Interface dataset entries:

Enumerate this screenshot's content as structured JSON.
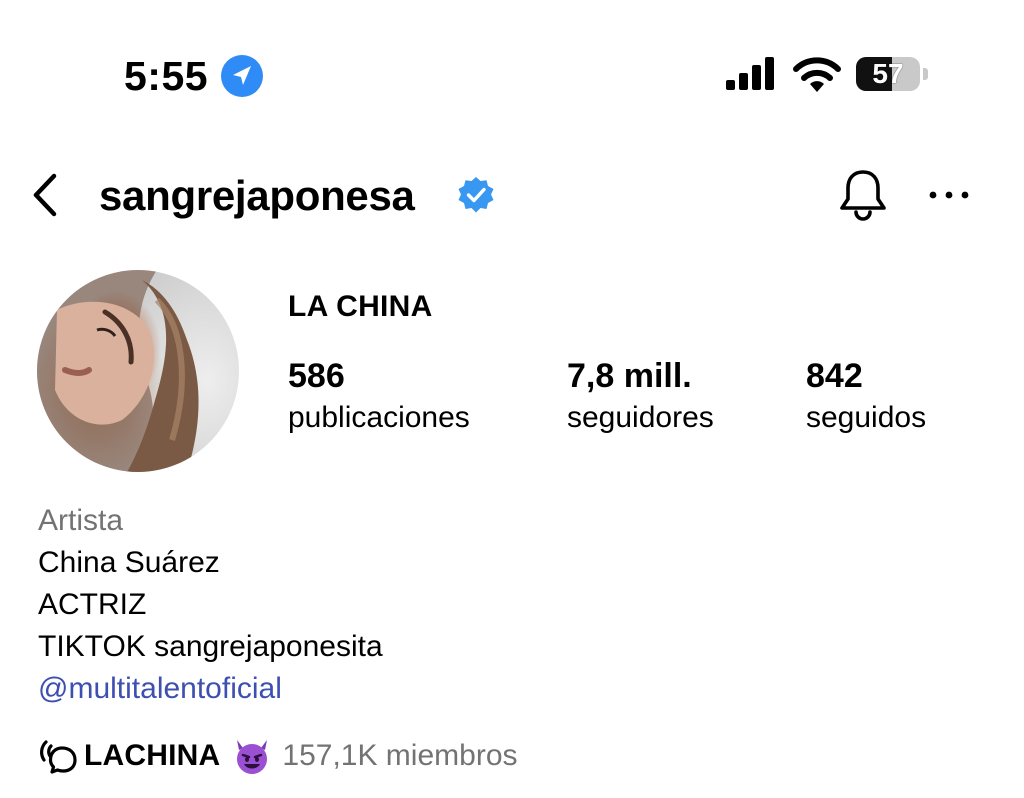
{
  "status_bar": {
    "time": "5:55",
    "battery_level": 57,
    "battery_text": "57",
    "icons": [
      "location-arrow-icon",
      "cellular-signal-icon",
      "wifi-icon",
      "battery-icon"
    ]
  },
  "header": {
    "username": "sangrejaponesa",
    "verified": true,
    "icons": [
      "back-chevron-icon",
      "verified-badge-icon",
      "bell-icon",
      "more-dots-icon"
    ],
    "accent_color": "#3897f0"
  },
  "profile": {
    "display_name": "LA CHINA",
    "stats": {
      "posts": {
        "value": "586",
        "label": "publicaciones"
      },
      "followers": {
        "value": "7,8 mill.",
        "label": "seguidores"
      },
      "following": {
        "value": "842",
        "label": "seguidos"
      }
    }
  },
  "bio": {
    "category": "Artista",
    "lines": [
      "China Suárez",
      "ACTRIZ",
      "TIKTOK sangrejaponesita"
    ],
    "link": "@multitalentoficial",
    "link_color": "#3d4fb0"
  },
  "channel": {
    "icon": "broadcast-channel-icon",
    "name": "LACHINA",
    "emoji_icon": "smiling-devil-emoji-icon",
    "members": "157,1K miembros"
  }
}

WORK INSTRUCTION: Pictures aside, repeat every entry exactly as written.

COMPLETED EXERCISE:
Enumerate this screenshot's content as structured JSON.
{
  "status_bar": {
    "time": "5:55",
    "battery_level": 57,
    "battery_text": "57",
    "icons": [
      "location-arrow-icon",
      "cellular-signal-icon",
      "wifi-icon",
      "battery-icon"
    ]
  },
  "header": {
    "username": "sangrejaponesa",
    "verified": true,
    "icons": [
      "back-chevron-icon",
      "verified-badge-icon",
      "bell-icon",
      "more-dots-icon"
    ],
    "accent_color": "#3897f0"
  },
  "profile": {
    "display_name": "LA CHINA",
    "stats": {
      "posts": {
        "value": "586",
        "label": "publicaciones"
      },
      "followers": {
        "value": "7,8 mill.",
        "label": "seguidores"
      },
      "following": {
        "value": "842",
        "label": "seguidos"
      }
    }
  },
  "bio": {
    "category": "Artista",
    "lines": [
      "China Suárez",
      "ACTRIZ",
      "TIKTOK sangrejaponesita"
    ],
    "link": "@multitalentoficial",
    "link_color": "#3d4fb0"
  },
  "channel": {
    "icon": "broadcast-channel-icon",
    "name": "LACHINA",
    "emoji_icon": "smiling-devil-emoji-icon",
    "members": "157,1K miembros"
  }
}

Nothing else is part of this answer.